In Western Australia, a distressing situation unfolded as nearly 100 long-finned pilot whales became stranded on Cheynes Beach. Despite the valiant efforts of over 250 volunteers, veterinarians, and marine experts, at least 51 whales have already lost their lives. The remaining 45 whales faced a second stranding, leading the experts to make the heart-wrenching decision to euthanize them to prevent further suffering.

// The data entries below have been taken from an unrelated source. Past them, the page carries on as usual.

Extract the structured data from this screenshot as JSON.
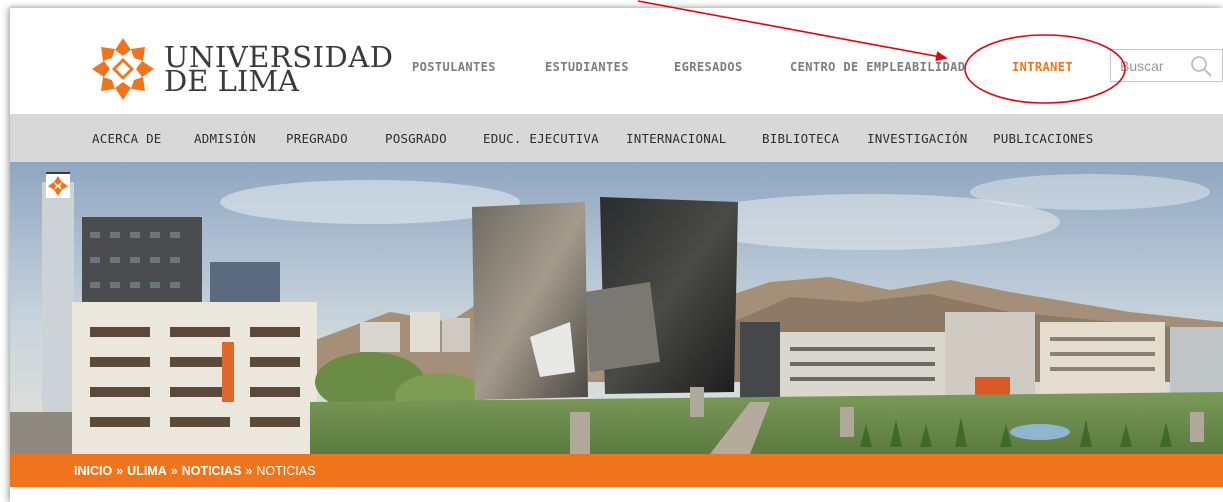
{
  "logo": {
    "line1": "UNIVERSIDAD",
    "line2": "DE LIMA",
    "icon": "ulima-star-icon"
  },
  "topnav": {
    "items": [
      {
        "label": "POSTULANTES"
      },
      {
        "label": "ESTUDIANTES"
      },
      {
        "label": "EGRESADOS"
      },
      {
        "label": "CENTRO DE EMPLEABILIDAD"
      },
      {
        "label": "INTRANET"
      }
    ]
  },
  "search": {
    "placeholder": "Buscar",
    "icon": "search-icon"
  },
  "mainnav": {
    "items": [
      {
        "label": "ACERCA DE"
      },
      {
        "label": "ADMISIÓN"
      },
      {
        "label": "PREGRADO"
      },
      {
        "label": "POSGRADO"
      },
      {
        "label": "EDUC. EJECUTIVA"
      },
      {
        "label": "INTERNACIONAL"
      },
      {
        "label": "BIBLIOTECA"
      },
      {
        "label": "INVESTIGACIÓN"
      },
      {
        "label": "PUBLICACIONES"
      }
    ]
  },
  "breadcrumb": {
    "items": [
      "INICIO",
      "ULIMA",
      "NOTICIAS"
    ],
    "separator": "»",
    "current": "NOTICIAS"
  },
  "colors": {
    "accent": "#f0741c",
    "nav_bg": "#d8d8d8",
    "annotation": "#e8000b"
  }
}
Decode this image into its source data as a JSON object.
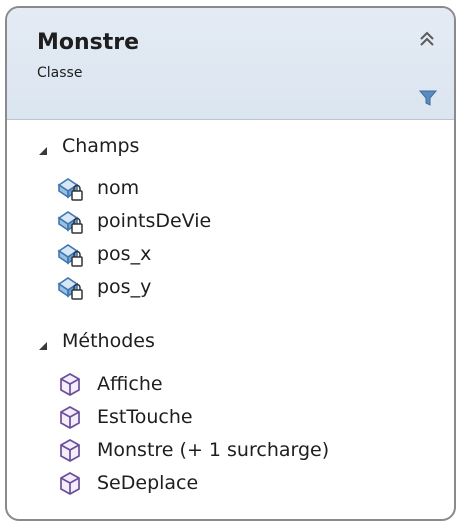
{
  "class": {
    "name": "Monstre",
    "kind": "Classe"
  },
  "fields_section": {
    "label": "Champs",
    "items": [
      {
        "label": "nom",
        "icon": "private-field-icon"
      },
      {
        "label": "pointsDeVie",
        "icon": "private-field-icon"
      },
      {
        "label": "pos_x",
        "icon": "private-field-icon"
      },
      {
        "label": "pos_y",
        "icon": "private-field-icon"
      }
    ]
  },
  "methods_section": {
    "label": "Méthodes",
    "items": [
      {
        "label": "Affiche",
        "icon": "method-icon"
      },
      {
        "label": "EstTouche",
        "icon": "method-icon"
      },
      {
        "label": "Monstre (+ 1 surcharge)",
        "icon": "method-icon"
      },
      {
        "label": "SeDeplace",
        "icon": "method-icon"
      }
    ]
  },
  "colors": {
    "header_bg": "#dde6f1",
    "border": "#8a8a8a",
    "field_icon": "#3c78b4",
    "method_icon": "#6b4e9b",
    "filter_icon": "#4a7fb5"
  }
}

For Peter Hartley, a seasoned wildlife management expert, this was one of the most challenging decisions he had encountered in his 34-year career. The team worked tirelessly to guide the whales back to the ocean, but the cold winter waters of Australia posed difficulties. Wildlife researcher Vanessa Pirotta explained that the cause of the stranding remains unknown, but the whales exhibited unusual behavior, huddling together before beaching. This behavior could have been an attempt to evade predators or might have resulted from a disoriented member of the pod. Pilot whale strandings are common globally, particularly among toothed whales using sonar for navigation. Tasmania has seen two significant strandings, with around 200 pilot whales stranded and only 35 surviving in one case. In 2020, over 450 pilot whales were involved in another major stranding, and recently, more than 50 pilot whales died after a stranding in Scotland. These events highlight the vulnerability of marine life and the challenges of protecting these majestic creatures.